In addition to his work for the Credit Bank of Moscow, Owens is a senior director at the law firm GreenbergTraurig where his areas of focus include public policy, energy and Russia.
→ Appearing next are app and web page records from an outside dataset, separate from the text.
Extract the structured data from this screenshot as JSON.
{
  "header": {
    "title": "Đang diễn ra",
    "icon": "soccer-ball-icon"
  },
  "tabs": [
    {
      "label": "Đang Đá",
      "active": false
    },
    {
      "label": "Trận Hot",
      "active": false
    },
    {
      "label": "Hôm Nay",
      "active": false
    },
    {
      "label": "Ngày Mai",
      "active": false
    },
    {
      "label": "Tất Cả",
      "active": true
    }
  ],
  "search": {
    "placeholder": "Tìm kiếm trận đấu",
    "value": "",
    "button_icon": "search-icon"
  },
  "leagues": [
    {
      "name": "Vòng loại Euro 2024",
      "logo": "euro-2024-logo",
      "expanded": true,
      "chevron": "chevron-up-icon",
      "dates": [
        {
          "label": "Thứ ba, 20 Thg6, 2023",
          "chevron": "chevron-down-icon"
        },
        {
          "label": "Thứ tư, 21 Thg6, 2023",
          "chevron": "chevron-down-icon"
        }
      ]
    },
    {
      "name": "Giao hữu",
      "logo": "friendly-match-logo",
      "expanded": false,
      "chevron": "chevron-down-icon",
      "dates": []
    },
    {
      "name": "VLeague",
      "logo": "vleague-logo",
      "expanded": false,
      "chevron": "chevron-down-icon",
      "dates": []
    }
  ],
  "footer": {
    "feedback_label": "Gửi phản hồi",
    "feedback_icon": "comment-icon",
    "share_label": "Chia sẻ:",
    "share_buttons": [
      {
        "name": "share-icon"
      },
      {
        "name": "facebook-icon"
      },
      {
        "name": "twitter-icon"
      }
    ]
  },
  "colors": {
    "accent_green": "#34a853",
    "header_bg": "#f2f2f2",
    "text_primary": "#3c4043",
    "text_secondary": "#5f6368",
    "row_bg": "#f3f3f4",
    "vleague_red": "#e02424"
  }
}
His bio at the firm says he “has been actively involved in the Soviet Union and Russia since the 1980s.”
Credit Bank of Moscow is “not in any way financing the Ukraine invasion,” Owens said.
Owens said he was disappointed by President Joe Biden’s “relatively mild sanctions” against Russia after the invasion, “though I understand he was apparently constrained by some of our allies.”
“Ukraine is a free and independent nation which was brutally attacked in an unprovoked way by Russia,” Owens said. “I believe the U.S. and our allies should stand for Ukraine, as they stand for us all.”
The Biden administration has issued sanctions against state-owned banks and financial institutions in Russia, including Sberbank, VTB Bank, Bank Otkritie, Sovcombank OJSC and Novikombank.
Credit Bank of Moscow is among “13 of the most critical major Russian enterprises and entities” slapped by the White House with new debt and equity restrictions.
Meanwhile, the Public Employees’ Retirement Association, Colorado’s public pension system, is preparing to divest as much as $8 million from Russian banks and companies, including Sberbank, OGK-2, Gazprom, Mosenergo and Rosneft Oil.
Sberbank is the only Russian bank or company that PERA is invested in that is currently on the sanctions list. PERA has until May 25 to divest from Sberbank.
The Denver Post, which was first to report PERA’s divestment intentions, said PERA has $7.2 million invested in Sberbank.
The $8 million is just a fraction of PERA’s $61 billion portfolio.
Patrick von Keyserling, a spokesman for PERA, said the pension system is moving to divest the money after Gov. Jared Polis made a request Thursday to the PERA board “that is consistent with what has been included in the federal mandates pertaining to sanctions on Russian-owned assets.”
“U.S. sanctions remain fluid and include a combination of freezing assets, divesting of assets and not investing additional funds in Russian assets,” von Keyserling said in a written statement. “PERA is reviewing and preparing to implement the federal mandates within the required time specifications.”